Fazekas: Haley is unbelievable. Enver, Chad Michael MurrayShea Whigham, they have all grown into their characters in such a great way. I'm excited for people to watch a show that has an adventure element to it. And people having fistfights on top of moving trucks. We're always referencing Indiana Jones when we're talking about stuff, so that's what I'm excited for.
Butters: The relationships on the show. I love seeing Peggy and Jarvis together and Peggy and Thompson [Murray's character] together. She has a different relationship with every man on the show and each of them is different and funny.

Fazekas: Marc, CBS is doing Supergirl. What is the possibility of a crossover?
Guggenheim: It's possible.
THR: I actually heard it's in Greg's deal, that Supergirl can cross over with Flash and/or Arrow.
Butters: How many members of the Justice League would you like to get all together?
Guggenheim: On Arrow or in general?
Butters: On Arrow.

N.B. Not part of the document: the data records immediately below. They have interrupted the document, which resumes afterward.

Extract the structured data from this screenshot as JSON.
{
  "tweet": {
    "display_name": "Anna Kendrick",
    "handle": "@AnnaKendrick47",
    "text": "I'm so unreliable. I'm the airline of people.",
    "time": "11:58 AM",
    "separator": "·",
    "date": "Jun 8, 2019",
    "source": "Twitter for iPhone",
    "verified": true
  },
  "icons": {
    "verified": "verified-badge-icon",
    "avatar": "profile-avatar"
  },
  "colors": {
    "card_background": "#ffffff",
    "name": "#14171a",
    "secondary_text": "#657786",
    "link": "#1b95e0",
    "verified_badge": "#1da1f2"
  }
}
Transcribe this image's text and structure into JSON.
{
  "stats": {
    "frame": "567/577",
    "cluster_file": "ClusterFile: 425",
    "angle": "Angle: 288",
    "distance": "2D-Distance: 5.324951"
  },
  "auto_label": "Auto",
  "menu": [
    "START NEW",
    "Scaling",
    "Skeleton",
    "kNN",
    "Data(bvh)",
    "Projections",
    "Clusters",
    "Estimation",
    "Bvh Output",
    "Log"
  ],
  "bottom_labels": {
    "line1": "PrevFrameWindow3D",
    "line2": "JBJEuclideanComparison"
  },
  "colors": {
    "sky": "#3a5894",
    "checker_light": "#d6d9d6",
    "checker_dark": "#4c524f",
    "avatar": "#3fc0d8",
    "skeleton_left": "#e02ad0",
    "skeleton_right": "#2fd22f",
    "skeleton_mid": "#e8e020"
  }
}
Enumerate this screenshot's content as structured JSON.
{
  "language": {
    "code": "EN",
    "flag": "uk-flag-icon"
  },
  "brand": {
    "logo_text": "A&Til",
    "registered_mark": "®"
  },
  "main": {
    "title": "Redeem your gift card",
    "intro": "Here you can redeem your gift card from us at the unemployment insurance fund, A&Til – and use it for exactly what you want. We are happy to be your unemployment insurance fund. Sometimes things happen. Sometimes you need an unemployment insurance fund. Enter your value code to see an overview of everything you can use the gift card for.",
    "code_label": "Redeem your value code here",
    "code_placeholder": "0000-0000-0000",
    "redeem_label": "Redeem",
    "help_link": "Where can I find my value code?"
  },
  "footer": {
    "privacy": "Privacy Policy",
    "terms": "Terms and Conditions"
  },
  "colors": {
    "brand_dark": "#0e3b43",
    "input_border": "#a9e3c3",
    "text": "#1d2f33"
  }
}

Guggenheim: At the end of the day it'd be so awesome to have Batman on the show. That'd be really cool. I don't think that will be happening anytime soon, but you never know…one day. One thing we're always saying…we never expected to have had the Huntress [Jessica De Gouw], Deathstroke [Manu Bennett] or Deadshot [Michael Rowe]; we ended up with a lot more DC Comics characters becoming part of the show than we had ever planned. It wasn't initially part of the pitch or the conception of the show. Now here we are in our third season and we've Flash [Grant Gustin] and the Suicide Squad and we're going to have Katana and we have Ray Palmer [Brandon Routh], and it seems like you could field an entire show off the characters that we have introduced on Arrow. That's so beyond anything we expected. That's a long-winded way of saying I've learned not to expect anything or make any predictions because the reality has far exceeded any of our initial predictions or initial conceptions.

Agent Carter premieres Jan. 6 at 8 p.m. on ABC. Arrow returns from its winter hiatus on Jan. 21 on The CW.